*** Record extracts Section Begins ***

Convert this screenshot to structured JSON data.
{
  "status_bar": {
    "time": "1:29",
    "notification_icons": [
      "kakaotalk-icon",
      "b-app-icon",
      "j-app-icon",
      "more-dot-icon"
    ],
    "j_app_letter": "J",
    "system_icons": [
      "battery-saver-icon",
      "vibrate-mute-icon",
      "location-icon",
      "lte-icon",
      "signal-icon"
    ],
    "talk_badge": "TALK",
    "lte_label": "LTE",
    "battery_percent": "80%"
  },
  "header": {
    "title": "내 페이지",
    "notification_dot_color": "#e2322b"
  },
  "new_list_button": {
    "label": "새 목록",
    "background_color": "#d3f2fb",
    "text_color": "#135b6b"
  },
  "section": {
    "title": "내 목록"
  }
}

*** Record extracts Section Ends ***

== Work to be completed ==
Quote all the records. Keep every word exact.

== Response to the task ==
Convert this screenshot to structured JSON data.
{
  "status_bar": {
    "time": "1:29",
    "notification_icons": [
      "kakaotalk-icon",
      "b-app-icon",
      "j-app-icon",
      "more-dot-icon"
    ],
    "j_app_letter": "J",
    "system_icons": [
      "battery-saver-icon",
      "vibrate-mute-icon",
      "location-icon",
      "lte-icon",
      "signal-icon"
    ],
    "talk_badge": "TALK",
    "lte_label": "LTE",
    "battery_percent": "80%"
  },
  "header": {
    "title": "내 페이지",
    "notification_dot_color": "#e2322b"
  },
  "new_list_button": {
    "label": "새 목록",
    "background_color": "#d3f2fb",
    "text_color": "#135b6b"
  },
  "section": {
    "title": "내 목록"
  }
}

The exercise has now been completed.